Two Norfolk men with an intimate knowledge and love of the Broads have been appointed Members of the Broads Authority.

The Secretary of State for the Department of the Environment, Food and Rural Affairs has appointed Matthew Bradbury, national Director of Operations for the Land Trust, and John Ash, who was administrator for the Broads Authority’s Sustainable Development Fund for six years.

They will each take up a four-year appointment to the Authority on April 1st.

Matthew BradburyMatthew, who lives in Hingham and comes from a farming family, has lived and worked in Norfolk for more than 40 years. He learnt to sail on the Broads and likes to spend weekends canoeing and wildlife watching throughout the Broads National Park.

In addition to running the family farming businesses, Matthew worked for more than 20 years as a consultant to landowners, many in Broadland, advising them on the implementation of the Rural Development Programme, cooperative purchasing and marketing.

He was then employed by the Broads Authority working on water quality and conservation projects before becoming Head of Nature Reserves at Norfolk Wildlife Trust. He managed more than 70 sites including a number of major Broads Nature Reserves - Barton, Hickling, Martham, Ranworth, Alderfen and Upton – as well as visitor centres and an extensive grazing operation.

Matthew now has responsibility for the management and development of the Land Trust’s national land portfolio of 2500 hectares comprising green space, nature reserves and parks. He also has responsibility for fundraising, income generation and voluntary support to enable the land to be managed sustainably for environmental, social and economic benefit.

He is currently a board member of the Thames Gateway Local Nature Partnership and a trustee of the British Mountaineering Council’s Access and Conservation Trust.

John AshJohn Ash, who lives in Brooke, is a retired chartered civil engineer who has spent 40 years working in flood and coastal defence in Norfolk, including the Broads, the UK and Europe. His work has included a wide variety of projects associated with environmental management, economic appraisal, climate change and tourism.

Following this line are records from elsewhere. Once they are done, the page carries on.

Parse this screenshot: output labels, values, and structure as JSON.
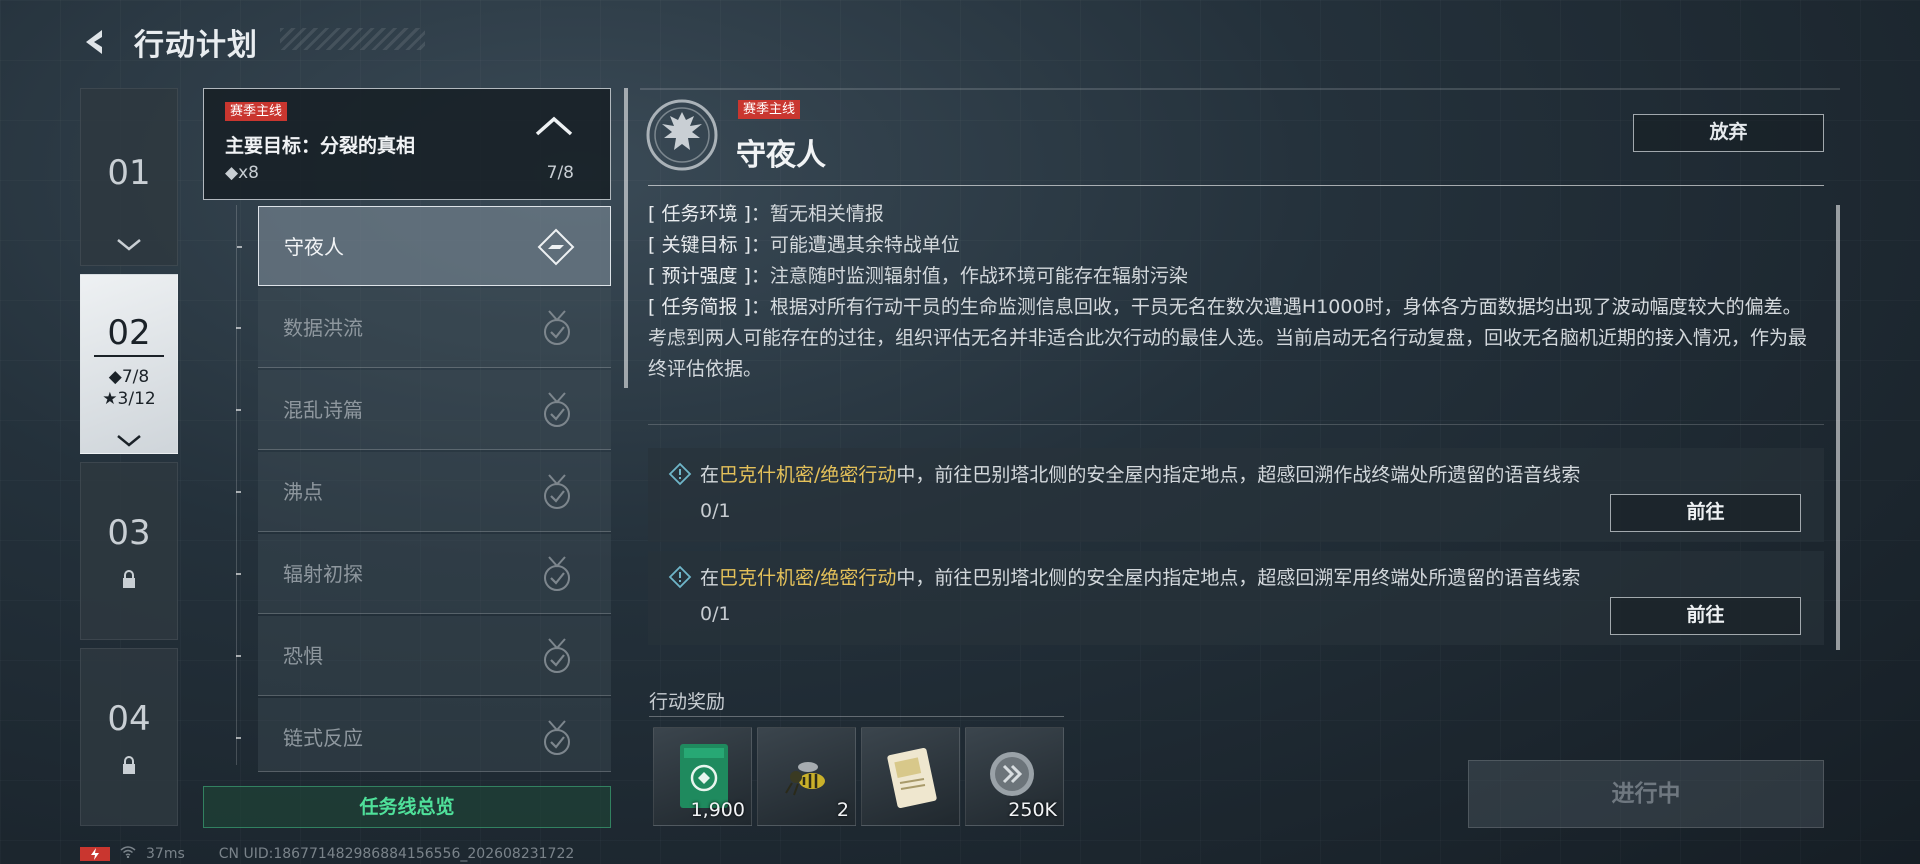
{
  "header": {
    "title": "行动计划"
  },
  "chapters": [
    {
      "num": "01"
    },
    {
      "num": "02",
      "diamond": "◆7/8",
      "star": "★3/12"
    },
    {
      "num": "03"
    },
    {
      "num": "04"
    }
  ],
  "main_goal": {
    "tag": "赛季主线",
    "title": "主要目标：分裂的真相",
    "reward": "◆x8",
    "count": "7/8"
  },
  "missions": [
    {
      "label": "守夜人",
      "status": "in-progress"
    },
    {
      "label": "数据洪流",
      "status": "completed"
    },
    {
      "label": "混乱诗篇",
      "status": "completed"
    },
    {
      "label": "沸点",
      "status": "completed"
    },
    {
      "label": "辐射初探",
      "status": "completed"
    },
    {
      "label": "恐惧",
      "status": "completed"
    },
    {
      "label": "链式反应",
      "status": "completed"
    }
  ],
  "overview_button": "任务线总览",
  "detail": {
    "tag": "赛季主线",
    "title": "守夜人",
    "abandon": "放弃",
    "info": [
      {
        "key": "[ 任务环境 ]",
        "sep": "：",
        "value": "暂无相关情报"
      },
      {
        "key": "[ 关键目标 ]",
        "sep": "：",
        "value": "可能遭遇其余特战单位"
      },
      {
        "key": "[ 预计强度 ]",
        "sep": "：",
        "value": "注意随时监测辐射值，作战环境可能存在辐射污染"
      },
      {
        "key": "[ 任务简报 ]",
        "sep": "：",
        "value": "根据对所有行动干员的生命监测信息回收，干员无名在数次遭遇H1000时，身体各方面数据均出现了波动幅度较大的偏差。考虑到两人可能存在的过往，组织评估无名并非适合此次行动的最佳人选。当前启动无名行动复盘，回收无名脑机近期的接入情况，作为最终评估依据。"
      }
    ],
    "objectives": [
      {
        "pre": "在",
        "highlight": "巴克什机密/绝密行动",
        "post": "中，前往巴别塔北侧的安全屋内指定地点，超感回溯作战终端处所遗留的语音线索",
        "progress": "0/1",
        "button": "前往"
      },
      {
        "pre": "在",
        "highlight": "巴克什机密/绝密行动",
        "post": "中，前往巴别塔北侧的安全屋内指定地点，超感回溯军用终端处所遗留的语音线索",
        "progress": "0/1",
        "button": "前往"
      }
    ]
  },
  "rewards": {
    "label": "行动奖励",
    "items": [
      {
        "icon": "green-card-icon",
        "count": "1,900"
      },
      {
        "icon": "wasp-icon",
        "count": "2"
      },
      {
        "icon": "document-icon",
        "count": ""
      },
      {
        "icon": "coin-icon",
        "count": "250K"
      }
    ]
  },
  "status_button": "进行中",
  "statusbar": {
    "ping": "37ms",
    "uid": "CN UID:186771482986884156556_202608231722"
  },
  "colors": {
    "accent_red": "#c9362f",
    "highlight_gold": "#e4c15a",
    "overview_green": "#4fe09a"
  }
}
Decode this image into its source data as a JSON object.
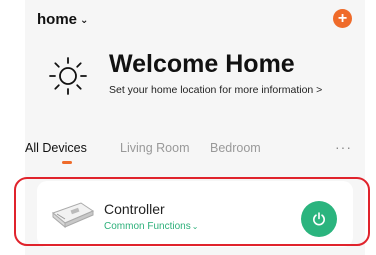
{
  "header": {
    "home_label": "home",
    "add_icon": "plus-icon"
  },
  "welcome": {
    "title": "Welcome Home",
    "subtitle": "Set your home location for more information  >",
    "icon": "sun-icon"
  },
  "tabs": [
    {
      "label": "All Devices",
      "active": true
    },
    {
      "label": "Living Room",
      "active": false
    },
    {
      "label": "Bedroom",
      "active": false
    }
  ],
  "tabs_more": "···",
  "device": {
    "name": "Controller",
    "functions_label": "Common Functions",
    "power_icon": "power-icon"
  },
  "colors": {
    "accent": "#ef6b2a",
    "power_green": "#2bb47e",
    "functions_green": "#2db07a",
    "highlight_red": "#e0232c"
  }
}
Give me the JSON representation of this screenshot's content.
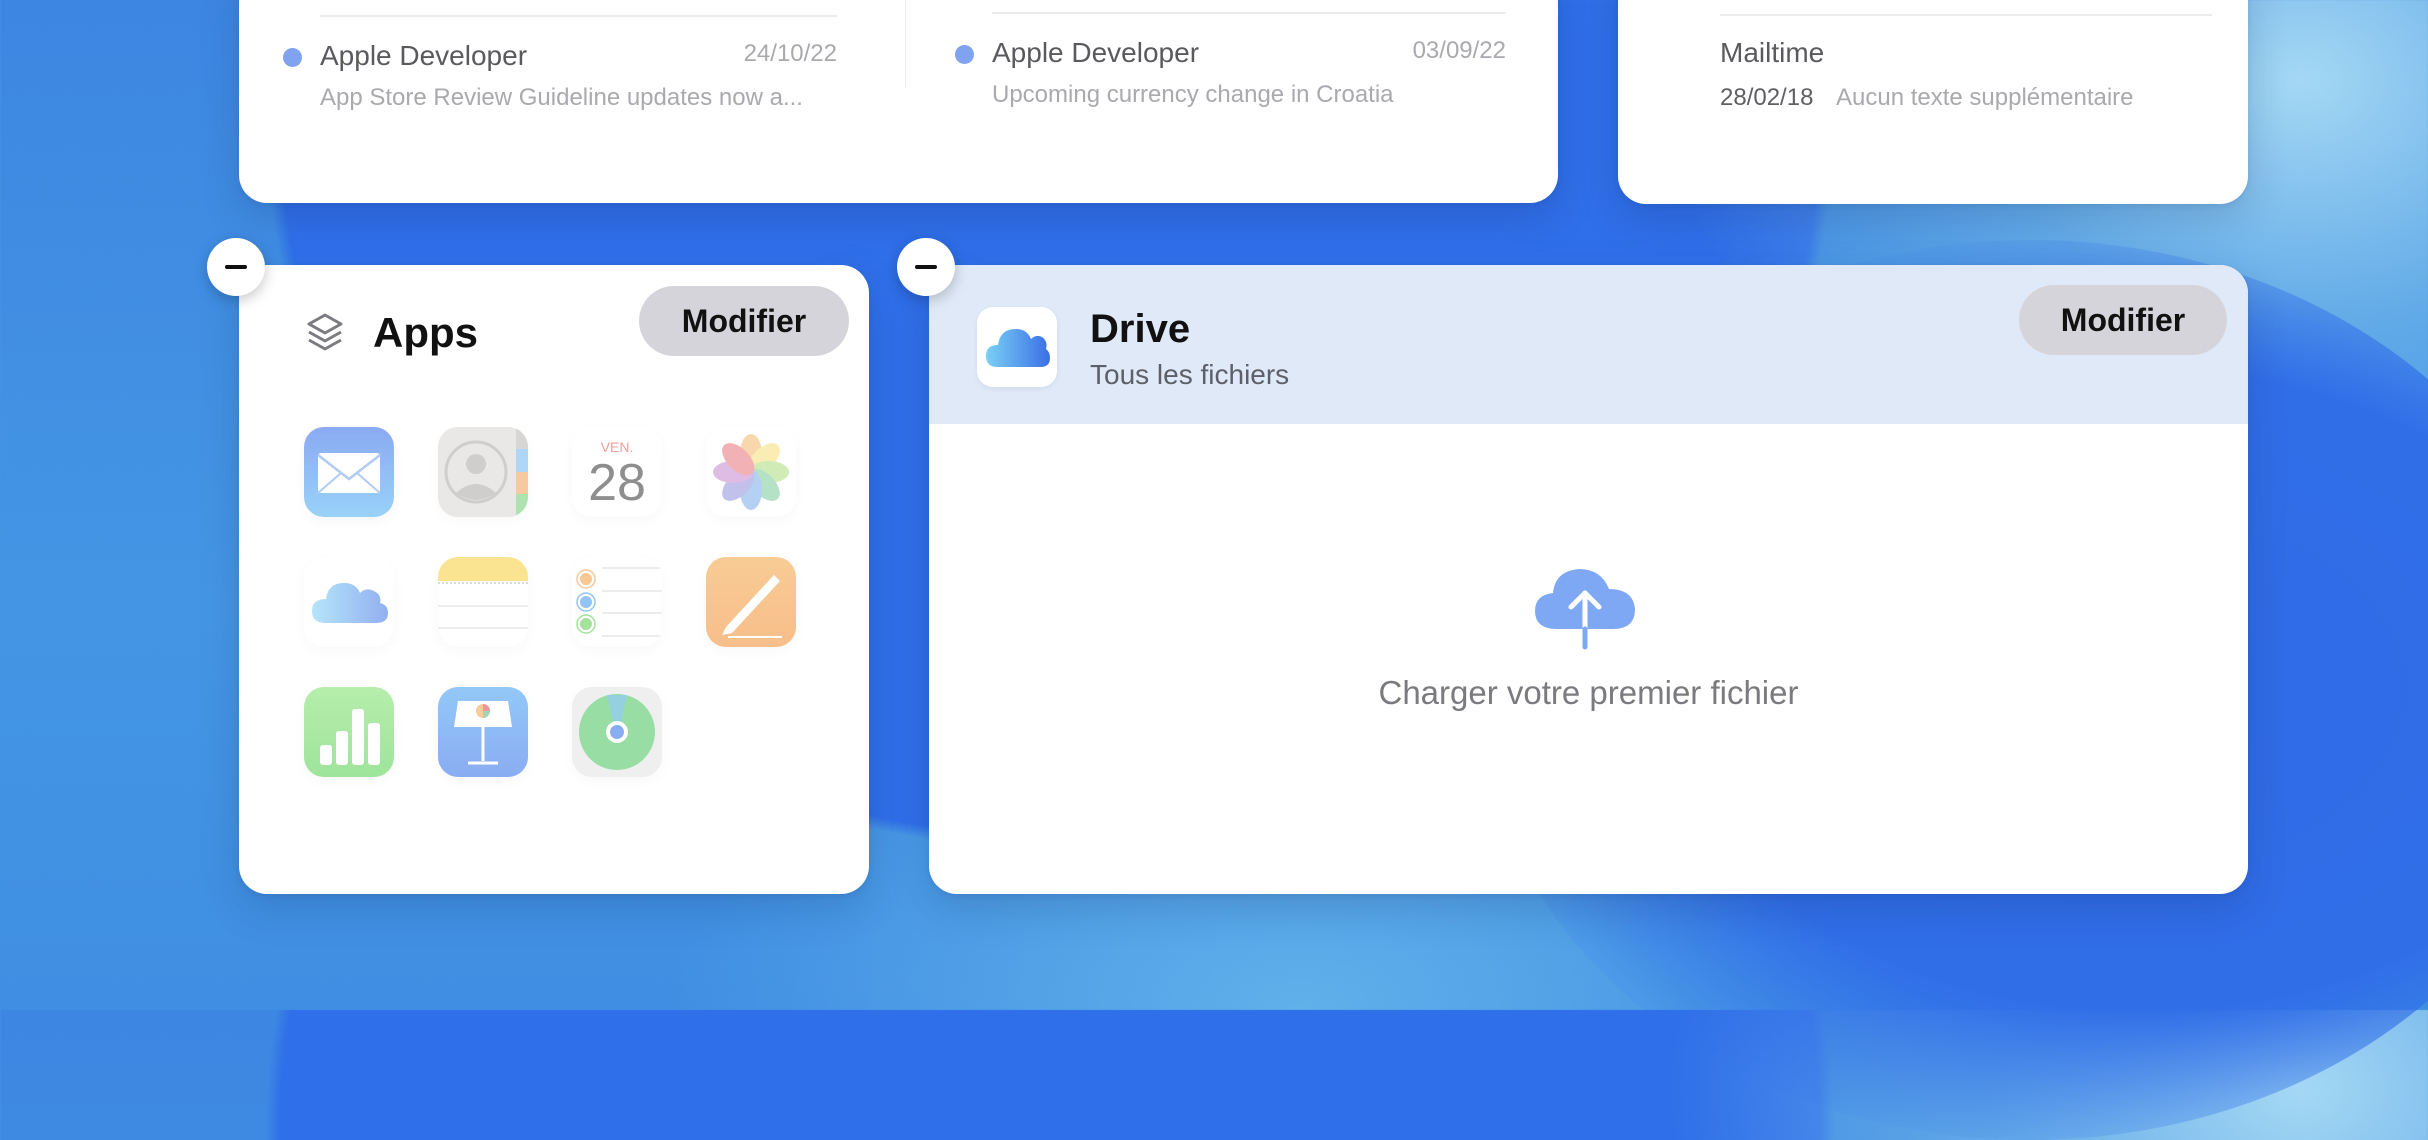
{
  "mail_widget": {
    "messages": [
      {
        "sender": "Apple Developer",
        "date": "24/10/22",
        "subject": "App Store Review Guideline updates now a...",
        "unread": true
      },
      {
        "sender": "Apple Developer",
        "date": "03/09/22",
        "subject": "Upcoming currency change in Croatia",
        "unread": true
      }
    ]
  },
  "notes_widget": {
    "item": {
      "title": "Mailtime",
      "date": "28/02/18",
      "preview": "Aucun texte supplémentaire"
    }
  },
  "apps_widget": {
    "title": "Apps",
    "title_icon": "layers-icon",
    "edit_label": "Modifier",
    "remove_icon": "minus-icon",
    "apps": [
      {
        "name": "Mail",
        "icon": "mail-icon"
      },
      {
        "name": "Contacts",
        "icon": "contacts-icon"
      },
      {
        "name": "Calendar",
        "icon": "calendar-icon",
        "day_label": "VEN.",
        "day_number": "28"
      },
      {
        "name": "Photos",
        "icon": "photos-icon"
      },
      {
        "name": "iCloud Drive",
        "icon": "icloud-drive-icon"
      },
      {
        "name": "Notes",
        "icon": "notes-icon"
      },
      {
        "name": "Reminders",
        "icon": "reminders-icon"
      },
      {
        "name": "Pages",
        "icon": "pages-icon"
      },
      {
        "name": "Numbers",
        "icon": "numbers-icon"
      },
      {
        "name": "Keynote",
        "icon": "keynote-icon"
      },
      {
        "name": "Find My",
        "icon": "find-my-icon"
      }
    ]
  },
  "drive_widget": {
    "title": "Drive",
    "subtitle": "Tous les fichiers",
    "edit_label": "Modifier",
    "remove_icon": "minus-icon",
    "empty_icon": "cloud-upload-icon",
    "empty_label": "Charger votre premier fichier"
  },
  "colors": {
    "accent_dot": "#7fa3ee",
    "drive_header_bg": "#dfe9f7",
    "button_bg": "#d5d4da",
    "upload_icon": "#7ea8f4"
  }
}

John says living and working in Norfolk has given him a real love and affinity with the Norfolk and Suffolk Broads where he has sailed in dinghies and wherries. He took over the chairmanship of Wherry Yacht Charter Charitable Trust (WYC) from Aitken Clark, the first Chief Executive of the Broads Authority, when he died. The Trust has since restored two Edwardian wherry yachts and a pleasure wherry to sailing condition and, together with its other vintage wherry yacht and recently acquired second pleasure wherry, they now offer holiday charters and educational visits on the Broads.

John represents WYC on Broads Tourism and has a working knowledge of tourism issues. For the past six years he has been Administrator for the Broads Authority’s Sustainable Development Fund providing grants to organisations in the Broads, many of them focused on developing the opportunity for young people to experience and enjoy the Broads.

Tuesday 10 March 2015